A small group of people; a personal touch; access to nature; some colour and light that brings the atmosphere of home. All of these elements seem intuitive. Why, then, have they not been the norm in long-term care? Part of the answer, Ross suggests, is cost. It is less expensive to build and to staff facilities around the model of a larger group. “But we think we can do better,” Ross said, “and everyone is committed to that.”
Toronto: Sisters of St. Joseph
Opened in 2014, this residence is a winning example of what living well in retirement can look like.
“How can we take care of ourselves, and take care of each other?” A decade ago the Sisters of St. Joseph, an order of Catholic nuns in Toronto, began working on a new home for their order, and those two questions shaped their their thinking about the project. The result was a 58-room facility, designed by the prominent firm Shim-Sutcliffe Architects, that could serve as a retirement home for the sisters and provide high-quality care as the group aged.

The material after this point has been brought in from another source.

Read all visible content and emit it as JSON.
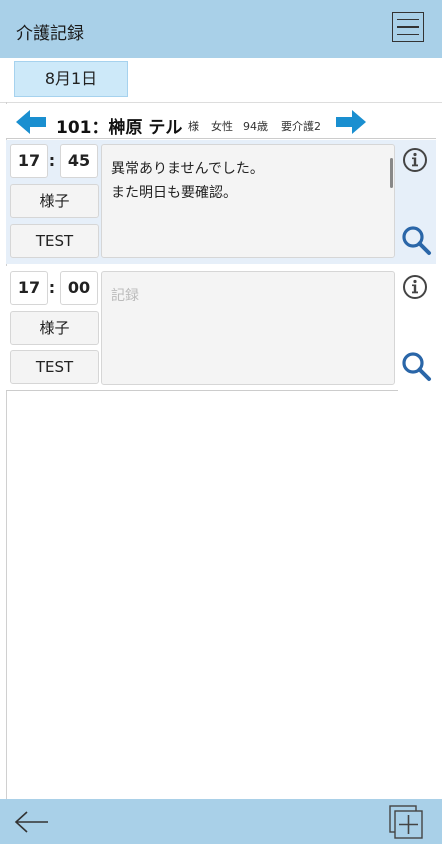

And the facility has done just that, said Sister Marcella Iredale, who has lived there since it opened nine years ago and has been a member of the order since 1950. The building “really lends itself to some people’s need for privacy,” said Sister Marcella, “and it also lends itself to people’s need to be together.”

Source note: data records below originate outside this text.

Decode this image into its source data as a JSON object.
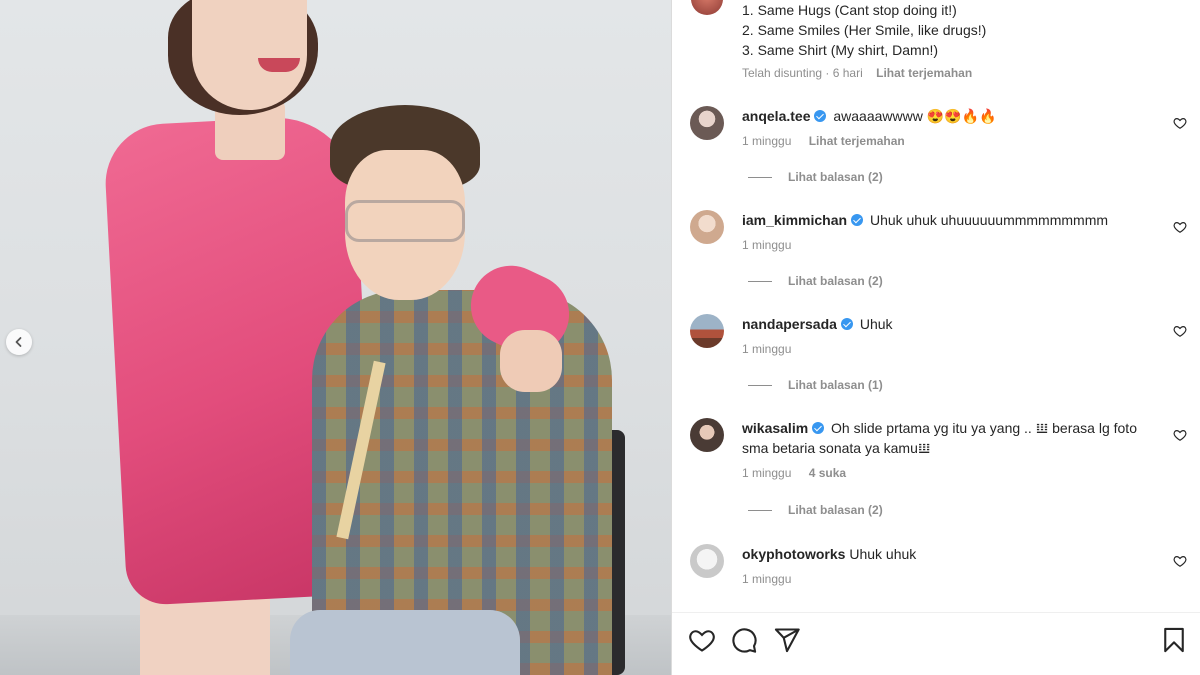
{
  "caption": {
    "lines": [
      "1. Same Hugs (Cant stop doing it!)",
      "2. Same Smiles (Her Smile, like drugs!)",
      "3. Same Shirt (My shirt, Damn!)"
    ],
    "edited": "Telah disunting",
    "sep": "·",
    "time": "6 hari",
    "translate": "Lihat terjemahan"
  },
  "comments": [
    {
      "user": "anqela.tee",
      "verified": true,
      "text": "awaaaawwww 😍😍🔥🔥",
      "time": "1 minggu",
      "extra": "Lihat terjemahan",
      "replies": "Lihat balasan (2)",
      "avatar_color": "#6b5a55"
    },
    {
      "user": "iam_kimmichan",
      "verified": true,
      "text": "Uhuk uhuk uhuuuuuummmmmmmmm",
      "time": "1 minggu",
      "extra": "",
      "replies": "Lihat balasan (2)",
      "avatar_color": "#d8b9a4"
    },
    {
      "user": "nandapersada",
      "verified": true,
      "text": "Uhuk",
      "time": "1 minggu",
      "extra": "",
      "replies": "Lihat balasan (1)",
      "avatar_color": "#b0523c"
    },
    {
      "user": "wikasalim",
      "verified": true,
      "text": "Oh slide prtama yg itu ya yang .. 𝍔 berasa lg foto sma betaria sonata ya kamu𝍔",
      "time": "1 minggu",
      "extra": "4 suka",
      "replies": "Lihat balasan (2)",
      "avatar_color": "#4a3b35"
    },
    {
      "user": "okyphotoworks",
      "verified": false,
      "text": "Uhuk uhuk",
      "time": "1 minggu",
      "extra": "",
      "replies": "",
      "avatar_color": "#c9c9c9"
    }
  ],
  "icons": {
    "carousel_prev": "chevron-left-icon",
    "like": "heart-icon",
    "comment": "comment-icon",
    "share": "send-icon",
    "save": "bookmark-icon"
  },
  "colors": {
    "verified": "#3897f0",
    "muted": "#8e8e8e",
    "text": "#262626"
  }
}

The residence occupies a site overlooking the Don Valley just outside downtown Toronto. Seen from the air, the building forms an “S,” curving its way from west to east. The northern, valley-facing side is clad in an iridescent brick. On the south side, which faces a residential street, a layer of glass hides behind protruding fins that provide a degree of shading and visual privacy. Windows on both sides of the building open, allowing outside breezes to pass through and move stale air out of the building.
On the main floor, a spectacular glass-walled chapel is the literal and metaphorical centre of the community. Next to the chapel, a series of lounges welcomes nuns and visitors to linger and chat, or perhaps read a mystery novel while enjoying a view of the valley or the two fountains that burble outside the windows. “The idea was about building community,” explains architect Brigitte Shim of Shim-Sutcliffe, “both together and as smaller groups within the whole.” Built-in benches beneath the windows provide ample space to sit down – a critical point, as Shim points out, for an aging population.
Three levels above contain private rooms where the sisters live. Each unit is about 270 square feet, and contains a high-ceilinged bedroom area with a window that opens, bringing in fresh air; an accessible bathroom; and a compact sitting area with a small window, framed in white oak, which can open onto the corridor to allow for conversation. This is a carefully calibrated model for the life of a nun, which involves both solitary contemplation and collective prayer as well as the occasional movie night.
The top two floors are devoted to sisters who need significant care. The community of sisters has shrunk slightly, and six of the original dwelling rooms have been repurposed. But Sister Marcella reports that the vision of the building remains largely intact. Her favourite part of the structure, however, is the large windows that allow her to see what’s outside: the lush garden behind the building and the forested valley beyond. “You can see the birds and the flowers, and the fall colours are amazing,” she says. “But some people prefer to sit out front and see what’s happening on the street.” Even a life of contemplation benefits from staying in touch with the outside world.